Antarctica, the site of the South Pole, is the most southerly of Earth's continents. It covers over 5 million square miles, which is 1.4 times more than the United States. Most of the year, Antarctica is covered with thick ice and snow, but in the summer parts of the land mass host a few plant species. The growing season is short---it lasts only six to eight weeks, from early June through July.
Algae are aquatic plants that include members with only one cell as well as large seaweed species. Over 700 types of algae exist in Antarctica, from a single-celled phytoplankton to the large bull kelp, according to the Australian Antarctic Division website. On land, Antarctic algae live in creeks and lakes, in snow banks and even in moist soil.

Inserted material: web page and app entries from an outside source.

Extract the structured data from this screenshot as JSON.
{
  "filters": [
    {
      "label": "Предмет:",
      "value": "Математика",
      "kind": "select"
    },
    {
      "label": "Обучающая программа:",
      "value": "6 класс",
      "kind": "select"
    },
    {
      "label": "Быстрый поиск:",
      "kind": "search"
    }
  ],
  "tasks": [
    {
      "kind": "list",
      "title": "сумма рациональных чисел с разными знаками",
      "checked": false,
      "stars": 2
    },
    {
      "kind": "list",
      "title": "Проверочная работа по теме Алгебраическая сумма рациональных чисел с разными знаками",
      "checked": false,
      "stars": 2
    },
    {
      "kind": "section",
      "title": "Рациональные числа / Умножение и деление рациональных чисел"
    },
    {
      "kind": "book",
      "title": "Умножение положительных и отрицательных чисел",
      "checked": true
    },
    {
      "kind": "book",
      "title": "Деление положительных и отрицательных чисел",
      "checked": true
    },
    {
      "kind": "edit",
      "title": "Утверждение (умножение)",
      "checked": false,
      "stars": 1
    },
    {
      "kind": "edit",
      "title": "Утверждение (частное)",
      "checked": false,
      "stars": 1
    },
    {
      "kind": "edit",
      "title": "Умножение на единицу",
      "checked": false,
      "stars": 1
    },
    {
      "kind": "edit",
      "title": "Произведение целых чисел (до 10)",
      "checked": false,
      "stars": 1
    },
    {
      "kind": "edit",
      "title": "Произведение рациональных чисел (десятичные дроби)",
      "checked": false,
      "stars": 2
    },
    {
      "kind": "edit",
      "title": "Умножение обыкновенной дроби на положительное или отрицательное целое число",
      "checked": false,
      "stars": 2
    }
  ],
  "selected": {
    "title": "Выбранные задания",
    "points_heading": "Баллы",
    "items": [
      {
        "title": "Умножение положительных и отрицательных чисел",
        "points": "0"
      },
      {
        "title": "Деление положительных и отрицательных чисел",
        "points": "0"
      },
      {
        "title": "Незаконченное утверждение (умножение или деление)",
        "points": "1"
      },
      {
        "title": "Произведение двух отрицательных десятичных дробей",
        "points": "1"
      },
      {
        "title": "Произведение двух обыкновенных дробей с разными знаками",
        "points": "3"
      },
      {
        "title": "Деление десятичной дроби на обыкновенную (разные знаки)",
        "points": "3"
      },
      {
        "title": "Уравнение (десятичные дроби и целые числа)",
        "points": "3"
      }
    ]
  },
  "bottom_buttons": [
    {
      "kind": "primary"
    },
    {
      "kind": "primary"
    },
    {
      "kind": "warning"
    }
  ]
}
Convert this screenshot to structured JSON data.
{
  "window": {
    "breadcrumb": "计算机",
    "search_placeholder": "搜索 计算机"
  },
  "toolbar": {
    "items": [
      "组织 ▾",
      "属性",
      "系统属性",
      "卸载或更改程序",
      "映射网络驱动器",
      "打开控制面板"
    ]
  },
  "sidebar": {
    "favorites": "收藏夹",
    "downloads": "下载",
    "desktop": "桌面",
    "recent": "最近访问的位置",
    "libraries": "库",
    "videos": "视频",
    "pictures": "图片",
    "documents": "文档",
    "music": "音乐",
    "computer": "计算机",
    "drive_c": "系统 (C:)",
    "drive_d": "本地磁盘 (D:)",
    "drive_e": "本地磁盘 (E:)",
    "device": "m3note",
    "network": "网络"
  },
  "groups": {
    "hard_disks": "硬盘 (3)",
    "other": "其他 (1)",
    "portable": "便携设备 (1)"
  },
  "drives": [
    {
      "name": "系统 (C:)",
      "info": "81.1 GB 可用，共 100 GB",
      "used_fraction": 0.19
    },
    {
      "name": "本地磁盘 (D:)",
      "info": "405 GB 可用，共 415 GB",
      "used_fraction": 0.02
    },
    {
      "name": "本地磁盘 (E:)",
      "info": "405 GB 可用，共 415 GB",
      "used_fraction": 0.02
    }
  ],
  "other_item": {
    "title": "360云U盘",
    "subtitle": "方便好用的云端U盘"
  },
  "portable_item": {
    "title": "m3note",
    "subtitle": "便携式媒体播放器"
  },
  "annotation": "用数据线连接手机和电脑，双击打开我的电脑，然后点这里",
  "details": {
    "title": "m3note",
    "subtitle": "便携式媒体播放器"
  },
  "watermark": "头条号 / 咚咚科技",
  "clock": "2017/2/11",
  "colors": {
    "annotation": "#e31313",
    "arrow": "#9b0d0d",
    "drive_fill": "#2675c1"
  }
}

Mosses and Lichens
Antarctica hosts 100 species of mosses. Some of them form lawn-like areas where melting glacier water occurs. Three major kinds of lichens live in Antarctica. Crustose lichens grow as a crust on their growing surface. Foliose lichens have lobes resembling leaves. Fruticose lichens grow into small shrubs. Lichens grow very slowly, although they occur nearly every place in Antarctica that is able to support plant life.
Antarctic Hair Grass
Antarctic hair grass, or Deschampsia antarctica, is one of the two flowering plants found in Antarctica. This true grass grows in short clumps, no more than 4 inches tall. When it flowers, it looks much like lawn grass, with stalks containing large numbers of small seeds. Antarctic hair grass occurs in widespread areas of the Antarctic land mass.
Collobanthus quitensis is the botanical name for Antarctic pearlwort, which is the southernmost dicot found in the world and one of the only two flowering plants found on this continent. It's related to the chrysanthemum and form a small cushion. It grows as a companion to Antarctic hair grass and is sometimes hard to see through the blades of that grass. It blooms with small, yellow, five-petaled flowers in summer.